The effect of reduced oxygen tensions in MSCs have been widely investigated in order to understand cellular reactions and processes in a hypoxic environment which resemble the oxygen tension of their natural niches.  The present study investigated the effect of oxygen tension, 2% oxygen and 20% oxygen conditions, on the production of cellular ROS of goat bone  marrow  derived  MSCs.  This  study  aimed  to  make  a  comparison  between  cells expanded under normoxic and hypoxic conditions, 20% and 2% oxygen tension respectively, in addition to investigating whether the effect of expansion and measurement conditions in determining the inherent energy metabolism in MSCs. Previous investigations have shown that MSCs are  influenced  by their cultured oxygen tension in terms of their proliferation (d’Ippolito et al., 2006,  Grayson et al., 2006) and ROS generation (Martin et al., 2004, Moussavi-Harami et al., 2004).

The morphology of gMSCs observed at day 1 and 5 under both oxygen conditions showed a characteristic spindle-shaped or fibroblastic morphology when cultured in monolayer which was also observed in studies conducted by Pittenger et al., (1999) and Colter et al., (2001). A reduced  population  doubling  time was  associated  with  a  greater fold increase for  cells expanded under  20% oxygen, suggesting an enhanced proliferation rate under normoxic conditions. This finding is  in  agreement with previous studies by Fehrer et al., (2007) and Holzwarth et al., (2010).

Download PDF

Text 2 - SUN2

Discussion

The aim of this study was to develop a cell system where the expression of SUN2

could be modulated so that the cell line could go on to be used for relevant assays.

First it was attempted to reprogramme cells to an induced pluripotent state, and then

purify to obtain a population of induced cells. This would be assessed using RT

qPCR, and immunofluorescence.

Next it was attempted to use RNAi to knockdown the expression of SUN2 in a HeLa

cell line, and assess the efficiency of the knockdown using RT qPCR, and immunofluorescence.

 

iPS purification

Initially the NANOG::GFP reporter was used to positively select for reprogrammed cells. When this was attempted the NANOG::GFP yields only a weak and diffuse signal. The expression of NANOG in a population of pluripotent cells has been shown to take the form of a ‘salt and pepper’ distribution (Claire Chazaud, 2006). Because of this the pluripotent surface marker, SSEA-1, in mice was chosen to be the main criteria for selection in FACS purification.

As can be seen in the data report from the 4th round of FACS, Figure 8, the percentages were still relatively low; however the percentage of SSEA-1 positive cells showed an increase over the following rounds, Table 2.

Download PDF
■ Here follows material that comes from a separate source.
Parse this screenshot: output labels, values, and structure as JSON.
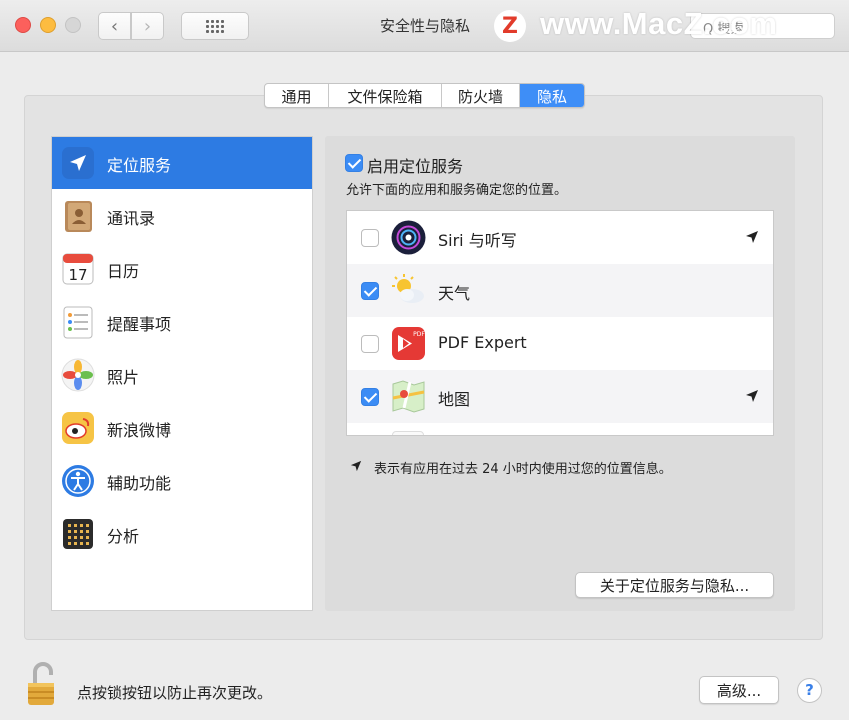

Text 3 - THz – TDS detection of cartilage proteins

The discussion is split into three sections, the first section will talk about the overall design of the sample holder and if the design met all the requirements listed in the PRD (Table 3.2) and detail any further improvements to the design. Second section will compare the system from this study with those found in literature and in depth critical review of the sample holder systems compared to samples in the lyophilized form. The final section will talk about the future work to be undertaken by this study.

The main focus of the study was to develop a system to improve the quantification of biological samples by THz – TDS. The system which this study designed ( Fig ) consisted of a sample holder (acting as a spur gear), a pinion gear, stepper motor, stand, bearing and shaft and hall effect sensor. All of these components ensured that the system was automated and could simultaneously quantify and biological samples in the aqueous form. The reason behind of designing this sample holder is that many studies who have quantified samples by THz – TDS have done so by using dehydrated samples, or samples pressed into pellets with PE coating, due to the difficulty of obtaining results of aqueous samples due to the high attenuation of water. Table 6.1 shows which requirements the design has met, and did not meet and details how the design met the requirements.

Download PDF

Step 3

Step 4

Download the transcript for this video.

Creative Commons Licence